◆ ABOUT THIS TASK ◆
Keep only those lines of the records that include the string "Scale".

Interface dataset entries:
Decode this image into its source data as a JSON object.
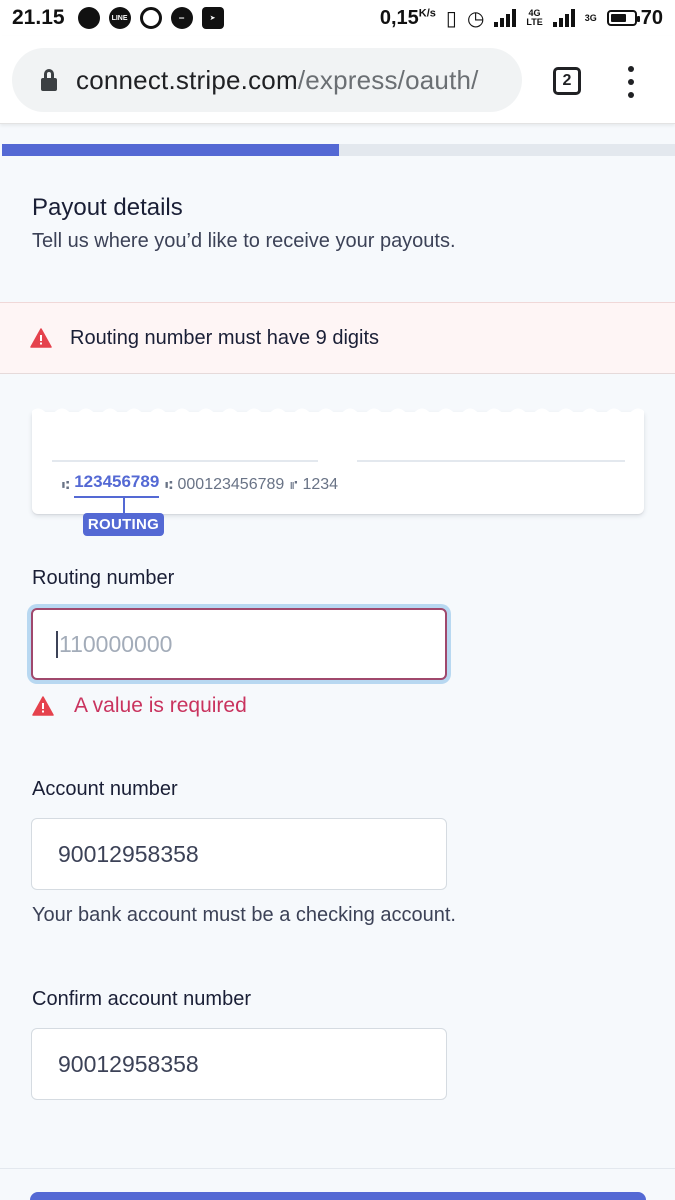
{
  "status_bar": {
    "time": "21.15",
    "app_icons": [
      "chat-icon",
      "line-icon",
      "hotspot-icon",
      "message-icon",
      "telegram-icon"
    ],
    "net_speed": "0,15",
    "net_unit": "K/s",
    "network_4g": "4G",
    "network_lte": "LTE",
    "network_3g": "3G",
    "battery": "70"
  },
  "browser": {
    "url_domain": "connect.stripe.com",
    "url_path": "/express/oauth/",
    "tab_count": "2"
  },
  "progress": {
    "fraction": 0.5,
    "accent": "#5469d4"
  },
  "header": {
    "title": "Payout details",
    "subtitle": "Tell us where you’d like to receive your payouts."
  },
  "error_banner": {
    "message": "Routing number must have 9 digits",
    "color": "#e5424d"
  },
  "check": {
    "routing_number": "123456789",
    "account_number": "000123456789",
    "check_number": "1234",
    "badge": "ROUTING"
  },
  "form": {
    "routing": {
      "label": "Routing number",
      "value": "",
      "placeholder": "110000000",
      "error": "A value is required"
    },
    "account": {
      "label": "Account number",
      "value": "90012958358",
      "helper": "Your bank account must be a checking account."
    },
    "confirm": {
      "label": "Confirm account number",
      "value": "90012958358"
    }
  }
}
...
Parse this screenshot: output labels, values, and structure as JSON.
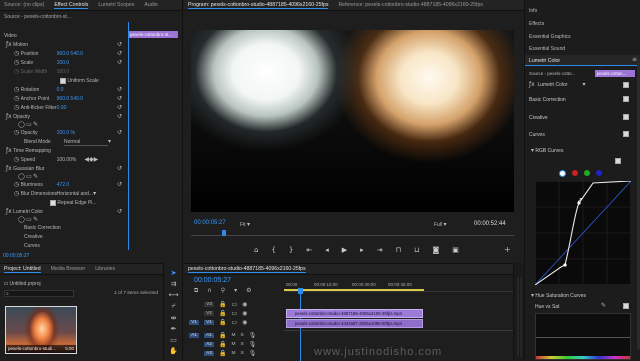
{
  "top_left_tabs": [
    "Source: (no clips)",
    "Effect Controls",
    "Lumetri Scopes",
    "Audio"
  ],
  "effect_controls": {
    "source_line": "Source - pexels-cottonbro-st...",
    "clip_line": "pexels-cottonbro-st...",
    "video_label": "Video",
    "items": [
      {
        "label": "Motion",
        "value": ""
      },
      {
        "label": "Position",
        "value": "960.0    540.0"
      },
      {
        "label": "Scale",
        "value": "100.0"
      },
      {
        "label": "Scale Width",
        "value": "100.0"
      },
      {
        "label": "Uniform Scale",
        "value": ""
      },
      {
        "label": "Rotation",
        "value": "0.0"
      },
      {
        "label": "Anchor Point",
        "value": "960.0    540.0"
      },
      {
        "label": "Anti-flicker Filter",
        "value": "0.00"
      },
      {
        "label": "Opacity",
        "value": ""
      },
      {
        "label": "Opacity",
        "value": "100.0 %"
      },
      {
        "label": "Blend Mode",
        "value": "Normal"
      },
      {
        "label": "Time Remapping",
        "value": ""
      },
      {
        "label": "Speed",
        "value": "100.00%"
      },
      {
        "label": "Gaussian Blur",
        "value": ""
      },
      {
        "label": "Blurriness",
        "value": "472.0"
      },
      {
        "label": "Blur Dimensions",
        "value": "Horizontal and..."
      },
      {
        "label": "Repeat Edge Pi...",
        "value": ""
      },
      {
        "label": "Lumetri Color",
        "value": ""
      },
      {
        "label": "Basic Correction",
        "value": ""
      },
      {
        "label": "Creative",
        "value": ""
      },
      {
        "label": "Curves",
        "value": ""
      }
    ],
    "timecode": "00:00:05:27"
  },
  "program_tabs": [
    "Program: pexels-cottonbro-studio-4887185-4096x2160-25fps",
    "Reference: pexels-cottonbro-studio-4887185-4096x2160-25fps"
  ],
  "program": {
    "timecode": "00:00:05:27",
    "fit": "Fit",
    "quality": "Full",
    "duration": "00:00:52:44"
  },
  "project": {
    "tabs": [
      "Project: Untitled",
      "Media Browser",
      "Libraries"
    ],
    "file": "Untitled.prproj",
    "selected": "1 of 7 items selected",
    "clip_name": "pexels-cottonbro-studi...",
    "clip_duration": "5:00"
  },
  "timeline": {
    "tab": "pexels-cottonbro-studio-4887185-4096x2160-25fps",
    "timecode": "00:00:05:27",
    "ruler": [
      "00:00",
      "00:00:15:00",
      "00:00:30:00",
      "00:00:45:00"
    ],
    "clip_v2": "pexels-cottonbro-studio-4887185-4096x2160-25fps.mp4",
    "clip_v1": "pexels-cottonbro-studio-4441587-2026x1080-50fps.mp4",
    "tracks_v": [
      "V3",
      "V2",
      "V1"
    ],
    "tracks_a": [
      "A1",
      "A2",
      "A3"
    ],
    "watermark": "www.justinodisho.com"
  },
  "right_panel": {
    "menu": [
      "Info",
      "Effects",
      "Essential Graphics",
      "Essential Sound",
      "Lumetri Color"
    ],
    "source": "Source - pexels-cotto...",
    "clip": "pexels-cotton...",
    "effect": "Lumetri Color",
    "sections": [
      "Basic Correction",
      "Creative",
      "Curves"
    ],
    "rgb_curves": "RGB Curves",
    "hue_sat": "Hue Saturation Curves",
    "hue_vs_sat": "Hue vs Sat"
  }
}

◆ RESPONSE ◆
        "label": "Scale",
        "label": "Scale Width",
        "label": "Uniform Scale",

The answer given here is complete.